- the anchor text for the link leading from the geographically relevant page to another page should include one (or more) of the following words: location(s), direction(s), find, finder, locate, locater, store(s), branch(es), about, company, contact, information, "a complete or partial postal address"
- the same terms as above should appear in the title attribute of the link
- terminology used (most probably refers to specific dialect words used only at or around the particular geographical area)
2) Google should be given the geo-location information for the business.
In his blog post from 2006, Matt Cutts says: "You can tell us your business address at Google's Local Business Center" (a.k.a. Google Places). He also adds links to three help articles, from which currently only this one is still active. In a summary, here are the tips it gives to the webmasters on how to provide location information to Google:
- add your business to Google Places
- your address information should be clearly available in plain text on your home page or at least one important page on your site
- an interactive map of your location and/or a set of driving directions and/or a personalized map "created by yourself or other users"
- use top-level domains to handle country-specific content
- associate your website with a particular country via Google Webmaster Tools
- creating a KML file for your location and adding it to your Sitemap
Here is what Professor Maps, Mike Blumenthal (who is probably the most experienced with the local Plus Box), gives as example of good practices when trying to trigger the Plus Box:
- KML files
- rich snippet address formatting
- location specific pages
- geo rich contact us and about us pages
- claimed listing
He also mentions the usage of Geo Sitemap, but these are not in use by Google anymore.
3) Google might decide to screw you up.
Even if you've followed every single recommendation listed above, Google might still decide to make fun of you by displaying wrong Plus Box information. The problem usually comes from the fact that Google gets business data from numerous sources, which are sometimes contradicting and erroneous. Very often the information provided by the business owner might be trumped by information coming from other sources, which are considered "more trustworthy", or at least more relevant (don't ask me why Google would consider a third-party source more trustworthy than the business owner themselves). Therefore, even if you claim your listing and make sure all the information there is up-to-date, Google might still not believe you. It might change your business data as appearing on Google Maps and in the organic search results at any given time. And as noted above, the business data from Google Places is a very important factor when Google determines what to display in the local Plus Box. Mike Blumenthal has written about this problem as long ago as March 2008.

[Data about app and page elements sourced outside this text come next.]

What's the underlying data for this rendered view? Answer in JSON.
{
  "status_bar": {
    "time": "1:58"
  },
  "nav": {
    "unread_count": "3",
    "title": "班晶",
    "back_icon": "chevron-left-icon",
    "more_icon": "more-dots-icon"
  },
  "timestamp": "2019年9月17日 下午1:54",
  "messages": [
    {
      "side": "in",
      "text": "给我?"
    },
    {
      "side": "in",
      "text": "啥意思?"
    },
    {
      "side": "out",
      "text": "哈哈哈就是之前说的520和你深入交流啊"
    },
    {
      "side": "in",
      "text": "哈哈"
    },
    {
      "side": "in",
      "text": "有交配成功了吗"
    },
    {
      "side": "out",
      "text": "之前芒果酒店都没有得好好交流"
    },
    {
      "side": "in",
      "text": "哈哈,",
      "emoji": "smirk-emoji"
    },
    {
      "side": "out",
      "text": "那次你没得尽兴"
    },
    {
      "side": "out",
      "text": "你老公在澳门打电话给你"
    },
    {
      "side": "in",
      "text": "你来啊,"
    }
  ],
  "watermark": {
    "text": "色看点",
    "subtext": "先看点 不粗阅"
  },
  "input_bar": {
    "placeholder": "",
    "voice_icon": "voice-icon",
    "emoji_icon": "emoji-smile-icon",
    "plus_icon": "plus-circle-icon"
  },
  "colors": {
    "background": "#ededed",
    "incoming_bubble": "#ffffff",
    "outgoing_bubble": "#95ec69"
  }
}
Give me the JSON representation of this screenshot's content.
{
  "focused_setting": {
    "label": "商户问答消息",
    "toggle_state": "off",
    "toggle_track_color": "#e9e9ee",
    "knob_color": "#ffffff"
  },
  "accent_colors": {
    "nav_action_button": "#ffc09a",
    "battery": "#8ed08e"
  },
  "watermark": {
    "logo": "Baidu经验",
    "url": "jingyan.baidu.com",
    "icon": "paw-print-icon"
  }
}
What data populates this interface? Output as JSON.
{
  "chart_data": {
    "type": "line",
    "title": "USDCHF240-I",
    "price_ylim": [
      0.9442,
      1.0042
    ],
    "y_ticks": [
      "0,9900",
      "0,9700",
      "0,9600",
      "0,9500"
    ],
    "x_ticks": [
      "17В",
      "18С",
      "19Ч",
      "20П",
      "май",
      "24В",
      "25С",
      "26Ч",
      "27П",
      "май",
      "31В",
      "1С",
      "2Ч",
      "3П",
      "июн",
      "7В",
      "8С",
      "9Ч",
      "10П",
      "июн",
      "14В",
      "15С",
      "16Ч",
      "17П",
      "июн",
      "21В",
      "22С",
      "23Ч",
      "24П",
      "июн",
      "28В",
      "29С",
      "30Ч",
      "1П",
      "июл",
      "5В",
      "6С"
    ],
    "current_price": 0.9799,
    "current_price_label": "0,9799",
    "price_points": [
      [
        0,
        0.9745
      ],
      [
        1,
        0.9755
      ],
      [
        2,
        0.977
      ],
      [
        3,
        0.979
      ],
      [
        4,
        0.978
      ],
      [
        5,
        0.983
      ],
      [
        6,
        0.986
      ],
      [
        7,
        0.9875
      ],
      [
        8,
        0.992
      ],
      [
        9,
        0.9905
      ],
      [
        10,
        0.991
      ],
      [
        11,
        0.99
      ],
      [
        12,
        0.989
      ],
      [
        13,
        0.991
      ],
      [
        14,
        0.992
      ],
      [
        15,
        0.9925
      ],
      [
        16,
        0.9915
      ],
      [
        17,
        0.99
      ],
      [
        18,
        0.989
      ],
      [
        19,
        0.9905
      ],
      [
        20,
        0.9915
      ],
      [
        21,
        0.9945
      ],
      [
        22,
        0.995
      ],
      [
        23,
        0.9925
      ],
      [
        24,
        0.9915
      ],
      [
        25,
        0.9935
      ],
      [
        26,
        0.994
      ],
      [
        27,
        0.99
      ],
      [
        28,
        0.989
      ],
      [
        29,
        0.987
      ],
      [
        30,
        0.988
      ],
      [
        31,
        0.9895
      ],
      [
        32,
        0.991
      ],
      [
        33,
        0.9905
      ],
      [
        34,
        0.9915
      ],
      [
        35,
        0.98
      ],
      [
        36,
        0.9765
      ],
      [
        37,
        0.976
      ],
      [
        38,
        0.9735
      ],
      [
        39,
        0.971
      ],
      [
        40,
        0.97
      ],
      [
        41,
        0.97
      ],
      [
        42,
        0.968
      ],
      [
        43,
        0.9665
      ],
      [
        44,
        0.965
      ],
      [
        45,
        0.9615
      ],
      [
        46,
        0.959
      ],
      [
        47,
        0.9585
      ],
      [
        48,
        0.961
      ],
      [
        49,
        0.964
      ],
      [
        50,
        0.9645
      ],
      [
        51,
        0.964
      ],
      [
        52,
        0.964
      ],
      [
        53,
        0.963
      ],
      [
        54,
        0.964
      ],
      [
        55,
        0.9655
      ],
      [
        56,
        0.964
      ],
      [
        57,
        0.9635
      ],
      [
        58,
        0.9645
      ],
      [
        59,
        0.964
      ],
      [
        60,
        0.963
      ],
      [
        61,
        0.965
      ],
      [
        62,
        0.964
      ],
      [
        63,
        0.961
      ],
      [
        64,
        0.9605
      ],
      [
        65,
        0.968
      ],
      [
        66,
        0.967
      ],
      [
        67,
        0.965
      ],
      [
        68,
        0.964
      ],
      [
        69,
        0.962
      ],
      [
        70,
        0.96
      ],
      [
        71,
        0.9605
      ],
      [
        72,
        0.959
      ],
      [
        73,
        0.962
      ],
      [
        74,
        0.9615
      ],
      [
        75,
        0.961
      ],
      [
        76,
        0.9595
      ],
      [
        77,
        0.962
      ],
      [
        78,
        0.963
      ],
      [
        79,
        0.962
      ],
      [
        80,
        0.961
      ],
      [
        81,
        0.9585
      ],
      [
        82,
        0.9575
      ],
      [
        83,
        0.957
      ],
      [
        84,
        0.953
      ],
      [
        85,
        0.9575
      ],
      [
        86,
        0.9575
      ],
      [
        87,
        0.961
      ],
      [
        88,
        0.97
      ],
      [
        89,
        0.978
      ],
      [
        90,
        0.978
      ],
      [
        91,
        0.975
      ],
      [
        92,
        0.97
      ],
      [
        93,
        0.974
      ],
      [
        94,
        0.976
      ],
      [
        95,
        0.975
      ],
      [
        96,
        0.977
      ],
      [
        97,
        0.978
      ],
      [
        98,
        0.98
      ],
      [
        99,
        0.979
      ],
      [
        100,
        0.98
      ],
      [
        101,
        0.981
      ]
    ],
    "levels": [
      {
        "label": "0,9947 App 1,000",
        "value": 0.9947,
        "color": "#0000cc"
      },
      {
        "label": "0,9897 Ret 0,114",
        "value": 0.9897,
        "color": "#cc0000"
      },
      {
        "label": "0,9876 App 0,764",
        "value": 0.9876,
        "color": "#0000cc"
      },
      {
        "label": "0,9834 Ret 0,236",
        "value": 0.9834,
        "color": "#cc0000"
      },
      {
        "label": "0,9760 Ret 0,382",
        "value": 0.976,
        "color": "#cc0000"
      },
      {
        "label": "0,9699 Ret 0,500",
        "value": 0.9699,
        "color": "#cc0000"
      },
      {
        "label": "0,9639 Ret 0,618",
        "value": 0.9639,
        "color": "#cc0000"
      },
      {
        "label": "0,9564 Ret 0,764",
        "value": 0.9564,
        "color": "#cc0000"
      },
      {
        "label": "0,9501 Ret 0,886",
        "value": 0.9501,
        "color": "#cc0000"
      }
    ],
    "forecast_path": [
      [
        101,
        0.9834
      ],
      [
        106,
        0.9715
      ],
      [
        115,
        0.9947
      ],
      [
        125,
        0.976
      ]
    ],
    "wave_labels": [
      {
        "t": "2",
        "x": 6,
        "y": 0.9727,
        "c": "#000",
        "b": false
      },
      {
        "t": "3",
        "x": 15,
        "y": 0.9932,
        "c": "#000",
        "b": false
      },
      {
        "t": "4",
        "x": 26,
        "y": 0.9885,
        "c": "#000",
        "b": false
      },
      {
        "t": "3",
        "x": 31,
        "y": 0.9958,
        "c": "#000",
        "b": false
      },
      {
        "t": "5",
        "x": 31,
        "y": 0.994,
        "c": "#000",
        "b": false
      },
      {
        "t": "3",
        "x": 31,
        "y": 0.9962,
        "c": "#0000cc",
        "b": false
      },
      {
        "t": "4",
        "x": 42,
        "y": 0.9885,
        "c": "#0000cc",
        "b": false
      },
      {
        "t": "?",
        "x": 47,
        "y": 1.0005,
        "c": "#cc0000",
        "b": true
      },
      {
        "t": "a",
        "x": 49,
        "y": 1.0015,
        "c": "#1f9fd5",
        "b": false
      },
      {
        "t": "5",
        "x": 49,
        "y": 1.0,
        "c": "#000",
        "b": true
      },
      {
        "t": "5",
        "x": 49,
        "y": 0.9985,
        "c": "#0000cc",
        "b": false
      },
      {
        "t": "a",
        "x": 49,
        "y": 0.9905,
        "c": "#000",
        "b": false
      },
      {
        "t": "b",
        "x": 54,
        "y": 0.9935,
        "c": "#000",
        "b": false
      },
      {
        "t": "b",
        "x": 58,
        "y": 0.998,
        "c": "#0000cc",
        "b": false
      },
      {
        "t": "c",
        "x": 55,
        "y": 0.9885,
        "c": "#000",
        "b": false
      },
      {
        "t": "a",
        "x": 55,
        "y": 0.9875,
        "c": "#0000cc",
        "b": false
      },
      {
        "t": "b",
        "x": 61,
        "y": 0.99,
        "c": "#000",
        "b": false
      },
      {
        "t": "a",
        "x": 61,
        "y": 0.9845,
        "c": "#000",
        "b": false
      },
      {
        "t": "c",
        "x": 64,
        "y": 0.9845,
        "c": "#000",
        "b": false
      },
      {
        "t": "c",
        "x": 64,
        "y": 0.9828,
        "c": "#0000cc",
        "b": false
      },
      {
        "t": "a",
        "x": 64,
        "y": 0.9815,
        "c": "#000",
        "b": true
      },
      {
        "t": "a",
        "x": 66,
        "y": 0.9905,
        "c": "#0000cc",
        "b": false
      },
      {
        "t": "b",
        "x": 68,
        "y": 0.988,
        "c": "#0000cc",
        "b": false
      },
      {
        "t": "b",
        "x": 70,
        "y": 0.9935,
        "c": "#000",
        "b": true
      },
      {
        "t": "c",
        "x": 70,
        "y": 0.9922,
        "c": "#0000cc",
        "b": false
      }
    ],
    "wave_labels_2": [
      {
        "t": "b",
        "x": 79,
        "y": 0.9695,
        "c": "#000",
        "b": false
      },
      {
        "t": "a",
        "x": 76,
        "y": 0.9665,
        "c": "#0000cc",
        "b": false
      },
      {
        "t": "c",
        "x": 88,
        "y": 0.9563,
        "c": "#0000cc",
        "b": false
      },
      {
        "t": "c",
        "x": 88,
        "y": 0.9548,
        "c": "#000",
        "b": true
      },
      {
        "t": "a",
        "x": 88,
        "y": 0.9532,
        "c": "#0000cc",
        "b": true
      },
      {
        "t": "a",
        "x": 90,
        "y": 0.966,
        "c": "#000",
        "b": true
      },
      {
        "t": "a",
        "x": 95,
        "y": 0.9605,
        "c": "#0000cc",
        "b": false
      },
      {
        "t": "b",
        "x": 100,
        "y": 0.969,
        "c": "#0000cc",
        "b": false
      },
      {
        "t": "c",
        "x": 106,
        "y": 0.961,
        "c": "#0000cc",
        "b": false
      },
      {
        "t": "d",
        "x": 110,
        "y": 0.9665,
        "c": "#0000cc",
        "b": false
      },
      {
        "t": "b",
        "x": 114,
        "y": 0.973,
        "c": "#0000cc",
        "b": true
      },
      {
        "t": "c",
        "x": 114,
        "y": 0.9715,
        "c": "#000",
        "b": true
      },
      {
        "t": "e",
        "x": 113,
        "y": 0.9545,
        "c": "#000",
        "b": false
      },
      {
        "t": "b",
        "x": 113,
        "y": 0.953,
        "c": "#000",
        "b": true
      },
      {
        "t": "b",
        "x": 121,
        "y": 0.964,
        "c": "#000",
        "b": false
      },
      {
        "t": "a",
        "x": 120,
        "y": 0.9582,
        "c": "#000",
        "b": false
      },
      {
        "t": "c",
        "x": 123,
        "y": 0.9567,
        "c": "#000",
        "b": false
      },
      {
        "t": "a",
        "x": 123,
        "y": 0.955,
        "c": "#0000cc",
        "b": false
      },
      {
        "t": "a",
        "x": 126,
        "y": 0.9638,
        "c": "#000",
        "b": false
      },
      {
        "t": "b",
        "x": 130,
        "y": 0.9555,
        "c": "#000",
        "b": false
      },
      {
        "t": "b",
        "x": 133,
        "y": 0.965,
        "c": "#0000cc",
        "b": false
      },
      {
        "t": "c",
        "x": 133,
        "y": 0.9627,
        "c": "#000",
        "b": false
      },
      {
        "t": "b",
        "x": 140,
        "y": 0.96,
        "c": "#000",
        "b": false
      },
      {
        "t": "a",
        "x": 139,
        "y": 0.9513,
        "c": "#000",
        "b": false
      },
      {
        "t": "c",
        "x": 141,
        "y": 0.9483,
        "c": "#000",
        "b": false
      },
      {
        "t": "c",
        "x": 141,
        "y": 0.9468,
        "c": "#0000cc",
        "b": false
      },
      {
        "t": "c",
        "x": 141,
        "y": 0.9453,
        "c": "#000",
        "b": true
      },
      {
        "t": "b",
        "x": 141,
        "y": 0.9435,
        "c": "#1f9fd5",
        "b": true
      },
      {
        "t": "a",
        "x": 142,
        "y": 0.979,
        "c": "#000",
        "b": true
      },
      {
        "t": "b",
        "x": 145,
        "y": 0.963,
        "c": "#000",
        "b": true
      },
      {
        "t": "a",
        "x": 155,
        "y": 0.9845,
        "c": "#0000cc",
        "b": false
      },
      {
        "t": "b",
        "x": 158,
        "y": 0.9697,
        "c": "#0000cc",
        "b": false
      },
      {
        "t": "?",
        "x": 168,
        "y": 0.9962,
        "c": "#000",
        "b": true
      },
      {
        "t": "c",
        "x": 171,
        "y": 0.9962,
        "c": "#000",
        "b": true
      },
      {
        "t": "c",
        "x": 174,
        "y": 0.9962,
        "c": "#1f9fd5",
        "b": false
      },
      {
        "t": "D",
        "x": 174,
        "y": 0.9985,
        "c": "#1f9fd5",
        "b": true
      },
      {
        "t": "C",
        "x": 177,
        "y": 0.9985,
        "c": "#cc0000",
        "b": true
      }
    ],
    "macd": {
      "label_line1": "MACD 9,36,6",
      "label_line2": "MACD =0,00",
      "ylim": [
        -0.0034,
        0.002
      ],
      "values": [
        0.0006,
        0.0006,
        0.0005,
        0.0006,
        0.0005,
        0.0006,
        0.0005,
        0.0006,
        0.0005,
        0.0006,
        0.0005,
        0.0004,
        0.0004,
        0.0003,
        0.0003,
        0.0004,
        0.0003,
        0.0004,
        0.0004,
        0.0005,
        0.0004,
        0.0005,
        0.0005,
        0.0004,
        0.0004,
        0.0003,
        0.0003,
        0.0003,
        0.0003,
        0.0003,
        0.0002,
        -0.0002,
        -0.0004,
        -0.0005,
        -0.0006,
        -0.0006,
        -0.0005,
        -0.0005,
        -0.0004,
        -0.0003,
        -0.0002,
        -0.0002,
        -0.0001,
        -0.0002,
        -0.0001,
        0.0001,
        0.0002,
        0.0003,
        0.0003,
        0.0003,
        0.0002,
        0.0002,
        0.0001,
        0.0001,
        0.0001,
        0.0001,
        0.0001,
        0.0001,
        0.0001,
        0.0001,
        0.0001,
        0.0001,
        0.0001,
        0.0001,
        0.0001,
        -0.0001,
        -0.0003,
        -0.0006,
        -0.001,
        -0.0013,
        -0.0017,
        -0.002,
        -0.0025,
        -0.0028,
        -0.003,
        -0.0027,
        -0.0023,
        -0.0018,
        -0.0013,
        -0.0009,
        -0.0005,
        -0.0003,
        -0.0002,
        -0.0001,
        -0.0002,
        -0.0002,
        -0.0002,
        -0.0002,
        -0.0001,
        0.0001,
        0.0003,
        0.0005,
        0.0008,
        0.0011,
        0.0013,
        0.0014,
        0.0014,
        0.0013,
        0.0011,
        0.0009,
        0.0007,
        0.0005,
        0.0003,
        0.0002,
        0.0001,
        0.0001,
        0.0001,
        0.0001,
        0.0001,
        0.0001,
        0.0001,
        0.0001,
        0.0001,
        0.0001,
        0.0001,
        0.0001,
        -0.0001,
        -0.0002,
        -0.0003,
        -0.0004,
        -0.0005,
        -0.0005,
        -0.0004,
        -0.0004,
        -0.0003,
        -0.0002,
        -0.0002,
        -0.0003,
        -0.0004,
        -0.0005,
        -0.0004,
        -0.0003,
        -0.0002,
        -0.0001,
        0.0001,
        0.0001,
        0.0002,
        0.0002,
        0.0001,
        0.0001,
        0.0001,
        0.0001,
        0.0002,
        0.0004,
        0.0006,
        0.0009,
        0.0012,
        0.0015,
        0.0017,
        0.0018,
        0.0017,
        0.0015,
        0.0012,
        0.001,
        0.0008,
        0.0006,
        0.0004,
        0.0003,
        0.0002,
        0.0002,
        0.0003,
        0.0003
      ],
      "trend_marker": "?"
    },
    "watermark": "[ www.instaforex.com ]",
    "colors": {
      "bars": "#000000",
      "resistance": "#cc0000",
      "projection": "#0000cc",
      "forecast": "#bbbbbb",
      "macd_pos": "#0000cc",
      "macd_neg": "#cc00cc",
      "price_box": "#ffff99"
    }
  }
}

So to the tips mentioned in 1) and 2), I'd add the usual "straighten up your N.A.P." (Name, Address, Phone), which should actually be the beginning part of each local SEO campaign.
More on local search:
- 5 Things You Should Not Do on Google Places
- Google Places #1: How To Get A Red Balloon In 10 Steps
- Simple Steps To Improve Local Search Marketing